Papademos told the Examiner he suspects he might have been stopped because he used to live in Bangkok and authorities may have assumed he had been there for the purposes of child pornography.
Papademos has not filed a complaint, worrying he will be stopped every time he crosses the border.
The Writers’ Federation of Nova Scotia has announced the shortlists for the WFNS Literary Awards. The awards celebrate and promote excellence in writing from Canada’s Atlantic region. Jurors picked the nine finalists from 68 submissions for the three awards.
Winners will be announced at a ceremony in Halifax on Sept. 21.
The nominees are:
The Atlantic Poetry Prize
- I’m Alive.
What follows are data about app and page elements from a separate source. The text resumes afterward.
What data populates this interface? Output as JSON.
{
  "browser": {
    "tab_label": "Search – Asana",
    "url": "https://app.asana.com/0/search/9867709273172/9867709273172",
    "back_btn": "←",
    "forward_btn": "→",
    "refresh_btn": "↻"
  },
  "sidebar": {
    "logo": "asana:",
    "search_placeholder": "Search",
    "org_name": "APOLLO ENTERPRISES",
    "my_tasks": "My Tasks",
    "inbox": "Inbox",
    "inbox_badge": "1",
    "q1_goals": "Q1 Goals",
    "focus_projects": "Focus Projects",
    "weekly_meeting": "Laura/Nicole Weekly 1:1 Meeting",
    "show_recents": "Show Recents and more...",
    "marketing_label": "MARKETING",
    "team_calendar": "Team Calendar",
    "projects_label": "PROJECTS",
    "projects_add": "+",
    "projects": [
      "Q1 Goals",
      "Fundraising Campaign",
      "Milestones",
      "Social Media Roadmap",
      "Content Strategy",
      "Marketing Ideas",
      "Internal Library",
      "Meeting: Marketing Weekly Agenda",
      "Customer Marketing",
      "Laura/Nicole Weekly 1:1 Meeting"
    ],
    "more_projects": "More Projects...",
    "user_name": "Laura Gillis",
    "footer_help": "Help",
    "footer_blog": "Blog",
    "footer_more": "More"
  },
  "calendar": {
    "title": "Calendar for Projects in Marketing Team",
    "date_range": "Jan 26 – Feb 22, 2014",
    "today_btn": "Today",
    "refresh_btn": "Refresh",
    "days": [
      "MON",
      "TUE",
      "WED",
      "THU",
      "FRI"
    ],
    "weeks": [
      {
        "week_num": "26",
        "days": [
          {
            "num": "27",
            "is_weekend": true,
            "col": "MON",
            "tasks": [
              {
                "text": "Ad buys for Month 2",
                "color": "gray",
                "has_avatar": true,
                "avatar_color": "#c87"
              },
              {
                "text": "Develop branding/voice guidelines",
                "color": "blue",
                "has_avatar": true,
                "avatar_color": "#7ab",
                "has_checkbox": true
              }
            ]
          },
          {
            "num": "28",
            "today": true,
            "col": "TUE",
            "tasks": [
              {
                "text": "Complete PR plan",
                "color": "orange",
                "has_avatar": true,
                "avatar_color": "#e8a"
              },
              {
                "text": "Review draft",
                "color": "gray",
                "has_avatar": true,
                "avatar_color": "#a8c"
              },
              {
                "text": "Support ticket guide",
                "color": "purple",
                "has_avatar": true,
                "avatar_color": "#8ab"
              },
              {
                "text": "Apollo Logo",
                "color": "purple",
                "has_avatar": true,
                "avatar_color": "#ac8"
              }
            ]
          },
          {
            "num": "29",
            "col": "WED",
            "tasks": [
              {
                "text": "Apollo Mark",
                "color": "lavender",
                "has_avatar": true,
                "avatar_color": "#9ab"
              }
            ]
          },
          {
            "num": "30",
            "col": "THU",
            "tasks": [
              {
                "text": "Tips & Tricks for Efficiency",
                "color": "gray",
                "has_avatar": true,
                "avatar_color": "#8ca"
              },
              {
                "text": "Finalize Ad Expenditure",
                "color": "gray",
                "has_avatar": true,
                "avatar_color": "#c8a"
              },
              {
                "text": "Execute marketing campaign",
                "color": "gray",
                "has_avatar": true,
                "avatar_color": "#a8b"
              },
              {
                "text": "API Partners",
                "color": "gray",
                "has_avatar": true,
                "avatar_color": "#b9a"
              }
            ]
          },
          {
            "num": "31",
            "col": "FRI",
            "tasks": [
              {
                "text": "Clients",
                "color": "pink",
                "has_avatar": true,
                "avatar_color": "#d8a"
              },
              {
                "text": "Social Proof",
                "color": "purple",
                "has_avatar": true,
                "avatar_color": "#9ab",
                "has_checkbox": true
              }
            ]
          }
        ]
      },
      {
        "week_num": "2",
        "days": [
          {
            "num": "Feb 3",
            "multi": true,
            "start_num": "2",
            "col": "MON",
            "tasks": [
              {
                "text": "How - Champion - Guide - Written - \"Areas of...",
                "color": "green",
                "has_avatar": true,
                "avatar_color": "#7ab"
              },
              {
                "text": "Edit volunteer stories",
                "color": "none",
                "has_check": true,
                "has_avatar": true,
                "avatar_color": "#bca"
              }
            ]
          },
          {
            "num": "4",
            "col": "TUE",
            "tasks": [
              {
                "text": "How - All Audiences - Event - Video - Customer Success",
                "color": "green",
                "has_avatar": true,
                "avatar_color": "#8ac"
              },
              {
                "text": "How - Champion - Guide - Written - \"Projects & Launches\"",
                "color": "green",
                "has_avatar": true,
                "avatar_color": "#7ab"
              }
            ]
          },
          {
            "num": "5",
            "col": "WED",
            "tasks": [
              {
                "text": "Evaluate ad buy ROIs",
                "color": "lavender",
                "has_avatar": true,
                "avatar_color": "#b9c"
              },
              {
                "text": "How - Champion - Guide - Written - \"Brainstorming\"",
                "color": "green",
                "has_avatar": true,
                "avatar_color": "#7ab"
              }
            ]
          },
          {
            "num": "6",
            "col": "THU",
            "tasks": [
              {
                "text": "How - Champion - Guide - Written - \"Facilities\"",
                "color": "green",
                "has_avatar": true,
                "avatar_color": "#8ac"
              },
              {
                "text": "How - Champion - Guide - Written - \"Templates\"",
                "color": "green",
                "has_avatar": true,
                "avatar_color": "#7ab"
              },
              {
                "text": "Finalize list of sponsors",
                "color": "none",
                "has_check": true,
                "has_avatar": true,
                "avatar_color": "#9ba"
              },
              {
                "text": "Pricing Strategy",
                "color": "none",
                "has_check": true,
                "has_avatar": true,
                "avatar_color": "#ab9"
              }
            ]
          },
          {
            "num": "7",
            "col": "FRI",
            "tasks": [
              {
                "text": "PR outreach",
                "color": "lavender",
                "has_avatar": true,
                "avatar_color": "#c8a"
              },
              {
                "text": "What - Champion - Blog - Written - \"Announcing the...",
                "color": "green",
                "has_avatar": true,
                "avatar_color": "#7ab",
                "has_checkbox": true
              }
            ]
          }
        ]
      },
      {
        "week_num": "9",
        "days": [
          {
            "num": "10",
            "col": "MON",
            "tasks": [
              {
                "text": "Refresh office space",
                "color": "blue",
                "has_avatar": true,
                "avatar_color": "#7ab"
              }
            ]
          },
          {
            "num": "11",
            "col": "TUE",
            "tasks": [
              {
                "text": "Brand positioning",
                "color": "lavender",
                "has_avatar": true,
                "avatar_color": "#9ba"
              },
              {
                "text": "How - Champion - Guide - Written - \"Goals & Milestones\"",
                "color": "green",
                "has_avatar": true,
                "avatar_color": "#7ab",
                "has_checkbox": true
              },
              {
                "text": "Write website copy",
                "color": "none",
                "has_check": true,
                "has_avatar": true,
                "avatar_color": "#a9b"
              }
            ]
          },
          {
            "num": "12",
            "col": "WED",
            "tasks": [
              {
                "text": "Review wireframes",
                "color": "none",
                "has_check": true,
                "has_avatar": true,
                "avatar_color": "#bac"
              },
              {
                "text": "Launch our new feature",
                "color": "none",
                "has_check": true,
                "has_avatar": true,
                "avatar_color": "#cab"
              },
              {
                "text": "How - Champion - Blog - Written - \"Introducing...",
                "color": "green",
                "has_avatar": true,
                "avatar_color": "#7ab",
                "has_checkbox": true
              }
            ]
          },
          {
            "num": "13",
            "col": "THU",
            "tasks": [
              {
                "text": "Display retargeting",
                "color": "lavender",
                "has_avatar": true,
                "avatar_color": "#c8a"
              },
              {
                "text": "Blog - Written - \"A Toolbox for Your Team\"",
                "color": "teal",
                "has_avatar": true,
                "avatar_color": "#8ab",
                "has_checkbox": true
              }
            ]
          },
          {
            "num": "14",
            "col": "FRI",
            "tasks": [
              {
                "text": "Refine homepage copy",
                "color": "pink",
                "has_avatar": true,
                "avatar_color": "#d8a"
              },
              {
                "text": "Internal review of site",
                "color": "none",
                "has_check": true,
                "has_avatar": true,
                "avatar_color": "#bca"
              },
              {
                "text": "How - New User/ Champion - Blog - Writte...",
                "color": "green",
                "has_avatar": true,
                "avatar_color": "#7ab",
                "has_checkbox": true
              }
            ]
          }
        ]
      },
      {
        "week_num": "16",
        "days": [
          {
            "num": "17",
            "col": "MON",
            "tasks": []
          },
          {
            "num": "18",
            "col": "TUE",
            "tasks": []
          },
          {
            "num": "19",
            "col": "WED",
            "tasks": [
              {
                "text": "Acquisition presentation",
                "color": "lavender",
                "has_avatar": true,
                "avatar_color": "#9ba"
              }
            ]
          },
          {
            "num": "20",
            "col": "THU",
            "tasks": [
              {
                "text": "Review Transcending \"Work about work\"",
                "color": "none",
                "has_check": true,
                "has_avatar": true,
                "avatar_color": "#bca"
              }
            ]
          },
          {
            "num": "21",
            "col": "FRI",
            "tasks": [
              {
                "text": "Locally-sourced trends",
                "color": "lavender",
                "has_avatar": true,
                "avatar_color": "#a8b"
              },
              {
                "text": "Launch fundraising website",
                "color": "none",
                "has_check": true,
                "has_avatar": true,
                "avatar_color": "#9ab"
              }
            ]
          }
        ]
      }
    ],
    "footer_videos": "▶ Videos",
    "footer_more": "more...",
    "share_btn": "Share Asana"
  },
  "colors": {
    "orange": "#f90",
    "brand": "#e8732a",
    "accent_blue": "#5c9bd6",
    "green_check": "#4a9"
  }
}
I Believe in Everything, Lesley Choyce (Breton Books)
- Church of the Exquisite Panic: The Ophelia Poems, Carole Glasser Langille (Pedlar Press)
- Whiteout, George Murray (ECW Press)
The Evelyn Richardson Memorial Non-fiction Award
- Shadowboxing, Steven Laffoley (Pottersfield Press)
- The Discovery of Weather, Jerry Lockett (Formac Lorimer Books)
- Cape Breton Railways: An Illustrated History, Herb MacDonald (Cape Breton University Press)
The Thomas Head Raddall Atlantic Fiction Award
In the June issue, Q&Q looks ahead at fall’s most anticipated books for young readers.
Click on the thumbnails to see highlights of children’s fiction, non-fiction, and picture books.